For pioneering work on energy conservation, including development of energy demand models, data bases, and analyses of energy use trends, which has contributed to federal and state energy policies and programs and to demand-side planning by electric utilities.
For ideas and techniques which have opened new frontiers in chemical research and now play major roles in the study, understanding, and use of photoionization and photoelectron spectroscopy in studies of "hot atom" chemistry and work with multiply charged molecular ions.
For leadership in the development of high-temperature materials for energy and space applications, based on innovative use of physical metallurgy principles and basic physics knowledge to understand crystal structures and the mechanical properties of structural materials.
For contributions to the development of new concepts and advanced systems for power generation and conversion, through innovative designs of nuclear reactors for aircraft propulsion and space auxiliary power and concepts for thermonuclear fusion reactor power plants
For original studies of the genetic effects of radiation in mammals.

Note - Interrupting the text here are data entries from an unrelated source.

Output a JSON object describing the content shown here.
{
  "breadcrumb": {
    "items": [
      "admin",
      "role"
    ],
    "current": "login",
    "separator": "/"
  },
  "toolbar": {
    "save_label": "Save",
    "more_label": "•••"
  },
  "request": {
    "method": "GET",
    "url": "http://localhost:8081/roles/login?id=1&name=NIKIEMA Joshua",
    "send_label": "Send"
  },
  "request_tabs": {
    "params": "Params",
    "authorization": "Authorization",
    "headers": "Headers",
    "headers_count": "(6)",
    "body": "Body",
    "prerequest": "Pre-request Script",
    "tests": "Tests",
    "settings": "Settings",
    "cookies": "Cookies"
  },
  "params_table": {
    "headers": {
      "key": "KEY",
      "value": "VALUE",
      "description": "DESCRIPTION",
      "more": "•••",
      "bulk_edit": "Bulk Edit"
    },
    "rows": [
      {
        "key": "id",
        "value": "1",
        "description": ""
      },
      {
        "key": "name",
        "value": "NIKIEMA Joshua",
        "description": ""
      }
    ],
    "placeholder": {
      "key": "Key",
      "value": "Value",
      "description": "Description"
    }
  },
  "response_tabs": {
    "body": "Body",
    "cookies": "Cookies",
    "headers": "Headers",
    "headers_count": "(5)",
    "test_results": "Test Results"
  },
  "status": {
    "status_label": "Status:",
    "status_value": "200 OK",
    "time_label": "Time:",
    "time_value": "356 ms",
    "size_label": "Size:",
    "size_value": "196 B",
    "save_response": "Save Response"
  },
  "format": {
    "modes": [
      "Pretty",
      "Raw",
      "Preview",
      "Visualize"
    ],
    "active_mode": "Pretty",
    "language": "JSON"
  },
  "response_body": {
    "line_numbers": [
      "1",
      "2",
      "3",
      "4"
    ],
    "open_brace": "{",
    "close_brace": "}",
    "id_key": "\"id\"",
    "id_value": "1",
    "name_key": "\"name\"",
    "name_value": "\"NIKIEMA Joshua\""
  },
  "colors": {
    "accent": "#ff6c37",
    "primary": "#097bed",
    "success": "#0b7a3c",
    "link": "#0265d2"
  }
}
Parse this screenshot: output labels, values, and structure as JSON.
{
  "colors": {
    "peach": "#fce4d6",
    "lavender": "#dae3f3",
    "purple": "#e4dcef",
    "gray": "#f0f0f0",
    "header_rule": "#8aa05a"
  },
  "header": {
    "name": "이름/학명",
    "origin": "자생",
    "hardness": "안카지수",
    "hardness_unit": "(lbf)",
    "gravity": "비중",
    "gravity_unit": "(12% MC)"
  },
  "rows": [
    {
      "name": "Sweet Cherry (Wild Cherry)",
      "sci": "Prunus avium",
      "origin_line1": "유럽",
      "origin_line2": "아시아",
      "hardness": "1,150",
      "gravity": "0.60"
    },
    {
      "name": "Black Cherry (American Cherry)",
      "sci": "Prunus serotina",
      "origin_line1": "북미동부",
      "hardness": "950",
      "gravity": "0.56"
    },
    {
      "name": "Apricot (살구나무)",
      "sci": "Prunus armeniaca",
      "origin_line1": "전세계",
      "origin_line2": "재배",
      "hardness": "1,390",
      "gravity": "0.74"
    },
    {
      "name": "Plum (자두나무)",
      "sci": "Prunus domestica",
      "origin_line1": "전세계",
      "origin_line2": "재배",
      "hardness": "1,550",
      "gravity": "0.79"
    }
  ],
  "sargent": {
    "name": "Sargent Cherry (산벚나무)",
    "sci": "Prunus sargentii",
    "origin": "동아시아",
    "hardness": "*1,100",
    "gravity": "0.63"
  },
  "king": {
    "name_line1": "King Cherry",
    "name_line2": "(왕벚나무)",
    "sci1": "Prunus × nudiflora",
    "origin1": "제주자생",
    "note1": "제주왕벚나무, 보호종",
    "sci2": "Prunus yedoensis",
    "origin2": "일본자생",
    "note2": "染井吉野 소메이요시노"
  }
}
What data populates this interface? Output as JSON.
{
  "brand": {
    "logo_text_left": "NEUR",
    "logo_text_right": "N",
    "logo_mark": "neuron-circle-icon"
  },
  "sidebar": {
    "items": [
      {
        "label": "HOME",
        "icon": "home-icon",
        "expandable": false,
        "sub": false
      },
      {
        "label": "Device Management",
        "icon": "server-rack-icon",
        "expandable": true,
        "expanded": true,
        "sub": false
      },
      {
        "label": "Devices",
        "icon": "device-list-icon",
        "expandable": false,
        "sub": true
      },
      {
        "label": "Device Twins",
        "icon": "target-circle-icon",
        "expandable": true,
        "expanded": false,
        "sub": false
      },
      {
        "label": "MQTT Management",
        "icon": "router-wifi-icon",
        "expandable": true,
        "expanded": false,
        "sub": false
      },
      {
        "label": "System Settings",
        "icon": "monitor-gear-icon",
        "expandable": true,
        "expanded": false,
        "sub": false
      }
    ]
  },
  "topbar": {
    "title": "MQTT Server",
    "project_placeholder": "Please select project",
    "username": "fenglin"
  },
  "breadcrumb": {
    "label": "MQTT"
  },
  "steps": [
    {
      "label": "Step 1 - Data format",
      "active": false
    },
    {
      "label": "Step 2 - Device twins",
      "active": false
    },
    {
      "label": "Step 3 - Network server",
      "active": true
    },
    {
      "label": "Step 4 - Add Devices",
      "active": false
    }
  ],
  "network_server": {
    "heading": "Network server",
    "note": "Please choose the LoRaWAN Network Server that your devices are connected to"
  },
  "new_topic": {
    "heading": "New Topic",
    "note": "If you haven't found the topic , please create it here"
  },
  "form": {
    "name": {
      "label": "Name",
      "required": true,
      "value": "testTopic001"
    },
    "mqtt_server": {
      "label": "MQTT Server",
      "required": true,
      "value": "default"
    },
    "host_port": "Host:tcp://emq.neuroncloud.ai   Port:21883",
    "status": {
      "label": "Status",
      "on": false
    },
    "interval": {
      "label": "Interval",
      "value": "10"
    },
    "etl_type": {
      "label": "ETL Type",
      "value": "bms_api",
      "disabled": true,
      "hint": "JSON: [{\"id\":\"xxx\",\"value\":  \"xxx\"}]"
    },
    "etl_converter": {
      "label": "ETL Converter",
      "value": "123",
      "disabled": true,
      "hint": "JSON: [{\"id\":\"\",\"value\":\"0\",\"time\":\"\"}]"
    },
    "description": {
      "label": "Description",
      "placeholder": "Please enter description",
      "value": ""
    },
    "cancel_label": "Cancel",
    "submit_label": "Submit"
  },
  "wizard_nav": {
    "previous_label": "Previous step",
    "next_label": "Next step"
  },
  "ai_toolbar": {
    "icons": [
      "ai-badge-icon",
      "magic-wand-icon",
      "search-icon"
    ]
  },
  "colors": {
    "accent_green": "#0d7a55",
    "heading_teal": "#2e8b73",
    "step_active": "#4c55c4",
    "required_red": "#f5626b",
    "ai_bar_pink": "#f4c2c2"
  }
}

A world authority on mammalian mutagenesis, he and co-workers provided the experimental basis for estimating the genetic hazards of radiation to man and for the corresponding recommendations of national and international standards bodies
For research extending the theoretical description of direct nuclear reactions and nuclear structure, as one of the first theorists to implement the much more refined and detailed treatment of experimental data made possible by computers